Sherwin B. Nuland (View Bio)
Hardcover: Schocken, 2005.
Moses Maimonides was a Renaissance man before there was a Renaissance: a great physician who served a sultan, a dazzling Torah scholar, a community leader, a daring philosopher whose greatest work—THE GUIDE FOR THE PERPLEXED—attempted to reconcile scientific knowledge with faith in God. He was a Jew living in a Muslim world, a rationalist living in a time of superstition. Eight hundred years after his death, his notions about God, faith, the afterlife, and the Messiah still stir debate; his life as a physician still inspires; and the enigmas of his character still fascinate. Sherwin B. Nuland—best-selling author of HOW WE DIE—focuses his surgeon's eye and writer's pen on this greatest of rabbis, most challenging of Jewish philosophers, and most honored of Jewish doctors. He gives us a portrait of Maimonides that makes his life, his times, and his thought accessible to the general reader as they have never been before.

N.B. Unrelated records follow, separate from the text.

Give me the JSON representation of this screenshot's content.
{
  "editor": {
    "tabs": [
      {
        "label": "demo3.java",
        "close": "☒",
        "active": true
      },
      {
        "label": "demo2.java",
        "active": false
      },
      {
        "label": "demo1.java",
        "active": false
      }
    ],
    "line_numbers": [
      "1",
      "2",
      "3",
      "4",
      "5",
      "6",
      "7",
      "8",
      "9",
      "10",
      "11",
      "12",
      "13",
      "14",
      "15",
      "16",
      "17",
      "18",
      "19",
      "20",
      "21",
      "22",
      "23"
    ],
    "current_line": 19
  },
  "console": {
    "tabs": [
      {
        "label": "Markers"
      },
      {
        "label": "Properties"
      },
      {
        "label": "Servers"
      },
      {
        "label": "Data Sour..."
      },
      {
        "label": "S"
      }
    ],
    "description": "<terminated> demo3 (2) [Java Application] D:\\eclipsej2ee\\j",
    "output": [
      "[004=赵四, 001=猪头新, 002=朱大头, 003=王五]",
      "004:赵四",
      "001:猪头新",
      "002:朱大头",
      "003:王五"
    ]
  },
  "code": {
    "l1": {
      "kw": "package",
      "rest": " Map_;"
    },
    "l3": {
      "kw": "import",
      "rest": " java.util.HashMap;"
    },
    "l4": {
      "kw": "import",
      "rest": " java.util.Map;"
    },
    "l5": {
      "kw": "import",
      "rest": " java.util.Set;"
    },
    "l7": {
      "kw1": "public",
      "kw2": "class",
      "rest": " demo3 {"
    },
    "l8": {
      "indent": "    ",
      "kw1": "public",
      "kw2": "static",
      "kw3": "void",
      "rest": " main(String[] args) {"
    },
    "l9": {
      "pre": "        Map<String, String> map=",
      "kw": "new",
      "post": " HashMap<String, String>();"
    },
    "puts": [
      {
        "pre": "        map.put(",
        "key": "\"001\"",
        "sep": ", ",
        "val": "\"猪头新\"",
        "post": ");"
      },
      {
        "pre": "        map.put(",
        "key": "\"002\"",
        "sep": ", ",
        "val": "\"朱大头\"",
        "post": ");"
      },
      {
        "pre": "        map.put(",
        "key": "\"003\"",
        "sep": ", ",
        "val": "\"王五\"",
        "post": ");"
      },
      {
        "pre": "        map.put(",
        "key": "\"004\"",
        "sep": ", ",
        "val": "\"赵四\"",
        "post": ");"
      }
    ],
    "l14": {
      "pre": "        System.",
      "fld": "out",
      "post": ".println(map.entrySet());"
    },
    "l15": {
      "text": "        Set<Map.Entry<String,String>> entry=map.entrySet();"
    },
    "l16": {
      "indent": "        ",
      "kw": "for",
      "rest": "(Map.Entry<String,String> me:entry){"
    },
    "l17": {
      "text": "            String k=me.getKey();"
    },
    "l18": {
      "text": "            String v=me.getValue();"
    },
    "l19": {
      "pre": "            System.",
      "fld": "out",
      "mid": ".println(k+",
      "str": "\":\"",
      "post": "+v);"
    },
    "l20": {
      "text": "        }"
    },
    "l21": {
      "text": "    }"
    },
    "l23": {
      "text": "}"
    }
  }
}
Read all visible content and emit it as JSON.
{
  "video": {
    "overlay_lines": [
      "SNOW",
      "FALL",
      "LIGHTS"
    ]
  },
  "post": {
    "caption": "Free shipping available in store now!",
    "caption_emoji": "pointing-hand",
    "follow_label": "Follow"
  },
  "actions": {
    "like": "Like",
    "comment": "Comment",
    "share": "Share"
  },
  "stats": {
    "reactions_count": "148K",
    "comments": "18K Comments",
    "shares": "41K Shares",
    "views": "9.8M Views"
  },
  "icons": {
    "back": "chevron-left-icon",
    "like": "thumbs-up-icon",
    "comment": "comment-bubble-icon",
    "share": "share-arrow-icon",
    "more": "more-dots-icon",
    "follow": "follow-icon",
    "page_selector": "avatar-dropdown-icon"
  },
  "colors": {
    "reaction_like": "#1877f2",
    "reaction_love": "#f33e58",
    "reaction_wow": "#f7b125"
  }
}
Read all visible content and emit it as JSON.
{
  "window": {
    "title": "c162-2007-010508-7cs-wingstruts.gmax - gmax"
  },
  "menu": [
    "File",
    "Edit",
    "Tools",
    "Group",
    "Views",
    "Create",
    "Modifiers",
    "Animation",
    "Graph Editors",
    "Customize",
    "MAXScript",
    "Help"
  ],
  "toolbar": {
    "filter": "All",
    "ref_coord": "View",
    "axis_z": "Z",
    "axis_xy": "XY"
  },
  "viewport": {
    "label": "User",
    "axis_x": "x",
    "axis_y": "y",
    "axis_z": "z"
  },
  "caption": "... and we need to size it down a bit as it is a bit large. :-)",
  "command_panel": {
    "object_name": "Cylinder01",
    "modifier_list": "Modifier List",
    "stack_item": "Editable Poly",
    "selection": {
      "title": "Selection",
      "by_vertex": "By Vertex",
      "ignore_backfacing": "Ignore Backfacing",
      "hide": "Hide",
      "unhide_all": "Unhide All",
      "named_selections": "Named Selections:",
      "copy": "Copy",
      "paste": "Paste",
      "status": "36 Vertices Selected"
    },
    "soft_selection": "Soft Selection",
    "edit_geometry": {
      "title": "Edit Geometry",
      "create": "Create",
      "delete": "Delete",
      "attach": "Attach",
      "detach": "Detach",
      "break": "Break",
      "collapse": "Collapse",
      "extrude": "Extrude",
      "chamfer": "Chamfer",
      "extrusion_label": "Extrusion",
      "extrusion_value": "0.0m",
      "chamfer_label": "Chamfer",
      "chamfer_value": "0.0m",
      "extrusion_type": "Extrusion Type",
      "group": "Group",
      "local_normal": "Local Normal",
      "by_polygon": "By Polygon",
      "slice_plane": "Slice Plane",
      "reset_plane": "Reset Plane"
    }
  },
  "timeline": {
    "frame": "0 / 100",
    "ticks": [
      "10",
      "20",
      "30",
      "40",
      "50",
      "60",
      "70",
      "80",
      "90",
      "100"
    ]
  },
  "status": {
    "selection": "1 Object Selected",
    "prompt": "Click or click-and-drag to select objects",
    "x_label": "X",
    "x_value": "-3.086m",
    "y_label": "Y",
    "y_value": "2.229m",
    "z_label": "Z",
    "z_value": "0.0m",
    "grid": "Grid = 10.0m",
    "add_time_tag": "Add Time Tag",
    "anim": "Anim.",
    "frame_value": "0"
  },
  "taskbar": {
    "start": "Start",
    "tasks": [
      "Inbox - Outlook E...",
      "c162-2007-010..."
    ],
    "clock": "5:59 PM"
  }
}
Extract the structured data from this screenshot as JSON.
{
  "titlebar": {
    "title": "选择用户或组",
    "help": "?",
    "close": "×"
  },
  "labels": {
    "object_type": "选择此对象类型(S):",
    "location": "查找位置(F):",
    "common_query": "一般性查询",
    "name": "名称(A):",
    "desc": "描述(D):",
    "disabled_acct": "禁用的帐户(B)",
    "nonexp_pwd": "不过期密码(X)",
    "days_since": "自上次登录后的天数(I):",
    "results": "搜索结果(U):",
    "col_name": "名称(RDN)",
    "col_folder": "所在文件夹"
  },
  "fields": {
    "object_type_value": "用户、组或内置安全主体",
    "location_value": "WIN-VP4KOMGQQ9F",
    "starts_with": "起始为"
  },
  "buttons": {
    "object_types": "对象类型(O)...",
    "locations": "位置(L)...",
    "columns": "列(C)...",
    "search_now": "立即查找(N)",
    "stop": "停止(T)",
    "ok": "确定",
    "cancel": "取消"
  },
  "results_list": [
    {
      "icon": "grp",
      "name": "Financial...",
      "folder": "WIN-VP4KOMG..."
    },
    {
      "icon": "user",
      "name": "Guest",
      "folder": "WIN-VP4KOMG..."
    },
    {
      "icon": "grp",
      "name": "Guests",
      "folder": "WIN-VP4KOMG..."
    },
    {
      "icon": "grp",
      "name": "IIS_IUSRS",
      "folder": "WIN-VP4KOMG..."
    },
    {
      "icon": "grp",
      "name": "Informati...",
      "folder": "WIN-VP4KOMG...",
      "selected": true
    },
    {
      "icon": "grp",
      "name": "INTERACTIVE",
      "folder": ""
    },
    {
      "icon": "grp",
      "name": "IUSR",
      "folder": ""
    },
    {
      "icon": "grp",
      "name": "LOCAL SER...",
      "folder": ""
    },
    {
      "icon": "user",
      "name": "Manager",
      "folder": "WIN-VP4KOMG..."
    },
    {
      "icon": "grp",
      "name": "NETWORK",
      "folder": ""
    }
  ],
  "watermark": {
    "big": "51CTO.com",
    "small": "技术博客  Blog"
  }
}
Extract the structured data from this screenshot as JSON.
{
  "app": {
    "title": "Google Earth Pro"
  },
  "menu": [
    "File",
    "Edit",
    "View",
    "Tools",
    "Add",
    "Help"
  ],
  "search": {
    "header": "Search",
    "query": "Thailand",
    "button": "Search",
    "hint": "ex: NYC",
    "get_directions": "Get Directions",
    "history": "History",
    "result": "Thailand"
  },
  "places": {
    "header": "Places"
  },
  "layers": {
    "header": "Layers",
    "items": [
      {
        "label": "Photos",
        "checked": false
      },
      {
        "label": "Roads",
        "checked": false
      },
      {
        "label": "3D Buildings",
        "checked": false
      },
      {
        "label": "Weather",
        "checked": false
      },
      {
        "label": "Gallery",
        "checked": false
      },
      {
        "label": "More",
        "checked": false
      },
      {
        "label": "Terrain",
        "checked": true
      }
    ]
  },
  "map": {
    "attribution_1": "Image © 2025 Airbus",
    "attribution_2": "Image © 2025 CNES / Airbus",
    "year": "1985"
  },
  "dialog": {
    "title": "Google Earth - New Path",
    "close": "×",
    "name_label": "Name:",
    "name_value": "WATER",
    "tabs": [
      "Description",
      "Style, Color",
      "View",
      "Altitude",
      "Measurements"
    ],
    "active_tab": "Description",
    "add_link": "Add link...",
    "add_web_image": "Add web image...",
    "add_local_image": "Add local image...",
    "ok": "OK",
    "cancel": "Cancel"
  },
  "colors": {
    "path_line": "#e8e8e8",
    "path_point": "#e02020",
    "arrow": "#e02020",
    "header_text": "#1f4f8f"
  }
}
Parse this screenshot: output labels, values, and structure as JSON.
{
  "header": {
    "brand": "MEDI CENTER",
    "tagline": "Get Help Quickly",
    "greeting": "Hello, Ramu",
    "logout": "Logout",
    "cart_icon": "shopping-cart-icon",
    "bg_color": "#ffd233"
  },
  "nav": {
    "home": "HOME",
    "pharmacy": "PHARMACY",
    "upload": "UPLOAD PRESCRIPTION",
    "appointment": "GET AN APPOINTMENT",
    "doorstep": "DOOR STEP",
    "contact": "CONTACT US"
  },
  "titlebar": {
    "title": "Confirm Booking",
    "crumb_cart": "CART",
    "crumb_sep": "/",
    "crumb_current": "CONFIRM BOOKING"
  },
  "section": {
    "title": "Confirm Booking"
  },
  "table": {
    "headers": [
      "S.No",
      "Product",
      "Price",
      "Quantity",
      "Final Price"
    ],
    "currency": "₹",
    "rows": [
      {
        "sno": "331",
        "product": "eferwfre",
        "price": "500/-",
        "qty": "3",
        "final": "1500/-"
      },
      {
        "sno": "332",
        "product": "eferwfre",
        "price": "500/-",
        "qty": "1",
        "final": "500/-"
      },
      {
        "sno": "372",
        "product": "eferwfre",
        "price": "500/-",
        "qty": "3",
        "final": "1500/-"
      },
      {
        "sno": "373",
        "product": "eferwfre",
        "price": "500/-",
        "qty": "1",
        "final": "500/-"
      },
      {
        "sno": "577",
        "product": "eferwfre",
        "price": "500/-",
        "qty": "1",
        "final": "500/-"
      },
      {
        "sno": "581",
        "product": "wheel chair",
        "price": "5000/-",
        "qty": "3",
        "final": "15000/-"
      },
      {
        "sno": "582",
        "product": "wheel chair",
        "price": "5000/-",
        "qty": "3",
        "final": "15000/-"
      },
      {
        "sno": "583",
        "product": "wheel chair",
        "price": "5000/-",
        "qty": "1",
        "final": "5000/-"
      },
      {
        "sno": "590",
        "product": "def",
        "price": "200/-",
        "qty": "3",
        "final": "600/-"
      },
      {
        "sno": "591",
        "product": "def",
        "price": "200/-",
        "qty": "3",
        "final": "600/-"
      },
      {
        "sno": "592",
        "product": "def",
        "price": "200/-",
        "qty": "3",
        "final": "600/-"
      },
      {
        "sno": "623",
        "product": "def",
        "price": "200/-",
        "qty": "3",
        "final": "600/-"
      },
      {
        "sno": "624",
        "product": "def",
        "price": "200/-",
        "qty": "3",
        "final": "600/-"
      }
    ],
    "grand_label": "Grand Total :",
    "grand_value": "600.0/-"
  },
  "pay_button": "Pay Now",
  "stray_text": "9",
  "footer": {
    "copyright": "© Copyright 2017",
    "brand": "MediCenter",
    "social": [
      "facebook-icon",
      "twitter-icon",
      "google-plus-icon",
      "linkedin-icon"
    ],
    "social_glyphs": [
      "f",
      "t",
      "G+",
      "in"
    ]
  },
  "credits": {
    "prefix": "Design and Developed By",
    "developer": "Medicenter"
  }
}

"Sherwin B. Nuland's concise account of Maimonides endeavors to find ‘the common ground on which Maimonides can walk together with a man or woman of today.’ Nuland writes sympathetically, one Jewish doctor considering this most extraordinary of Jewish doctors, who began to practice medicine in 1175 after the death of his brother (and the loss of the family fortune) in a shipwreck sent him into a profound depression. Nuland, clinical professor of surgery at Yale University and author of HOW WE DIE, among other books, is a careful and appreciative expositor, and has taken the trouble to read the critical literature. His book is a guide for those perplexed by Maimonides, as well as those ignorant of him. It is also a useful guide to Jewish ethics…. A deeply satisfying and humane introduction to the greatest of Jewish thinkers." — The New York Times Book Review
"The tradition of the doctor as literary man (or woman) has a long, honorable pedigree, and it's easy to see why. For the physician, the broken heart and corruptible flesh are no mere abstractions but everyday realities—and death, staved off by pills and high-tech palliatives, is quite literally a fact of life. In our time, Sherwin B. Nuland is probably the foremost exponent of this tradition. Who better, then, to write a short life of its founding father, the great Maimonides?" — Newsday